We trolled back by the dinghy, and were rewarded with another strike. This time my oldest brother caught the fish, and it was even bigger! That dolphin weighed 48 lbs. We were much closer to the dinghy during that fight, and one of our guests was casting various baits over in that direction. He caught a small shark, which we released, then he caught an 18 lb. dolphin, which seemed kind of small on that particular day.
My brother was exhausted when we finally got his fish aboard, but not too tired to notice a large bull dolphin lurking near our stern. He flung a jig out on our largest casting rod, and the fish hit it. This was a pretty big spinning rod, but a REALLY big dolphin, and it started taking line like crazy. He handed the rod off to his guest, who was fresh and a good fisherman. Somehow, he avoided getting the reel completely stripped on that first run, and began bringing the fish back in.
It was a long process. The fish was sounding, then he would drag it back up to the surface while it rested, then it would sound again. The fish could not strip the reel, but he could not bring it to the boat. The struggle went on for hours. At one point, we noticed that he was getting dehydrated, but his hands were busy with the fishing rod. We took a water bottle and poured water down his throat. He finally got the fish alongside, and aboard it came. 54 lbs of bull dolphin.

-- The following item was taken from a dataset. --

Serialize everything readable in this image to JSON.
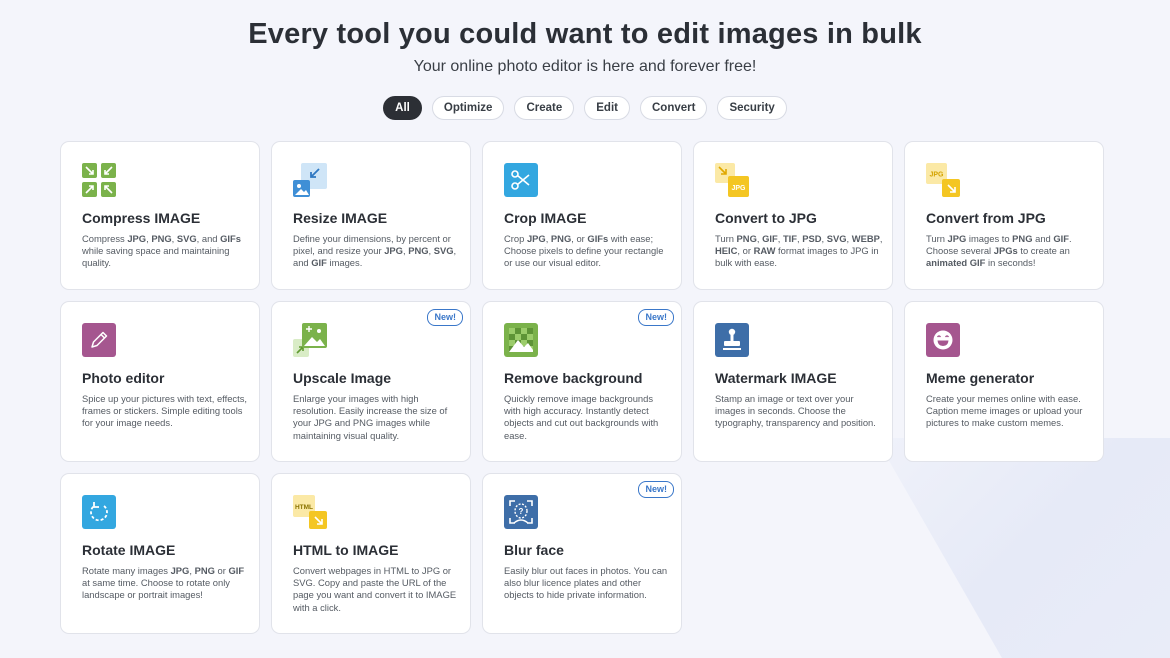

Earlier in the day, we had caught a few school dolphin, including one of about 10 lbs, so our fish box was stuffed full, and we were out of time. We headed back home, or so we thought. We had no fancy electronic navigation devices back then, just a compass and a chart, and my dad guessed wrong about the speed of our drift during the various fights. We arrived at the edge of the Stream miles from our intended destination, but figured out where we were and went on home. After all the fish were cleaned, we had a huge pile of large filet ends and steaks, along with some really impressive dolphin roe from a couple of the larger cow dolphin.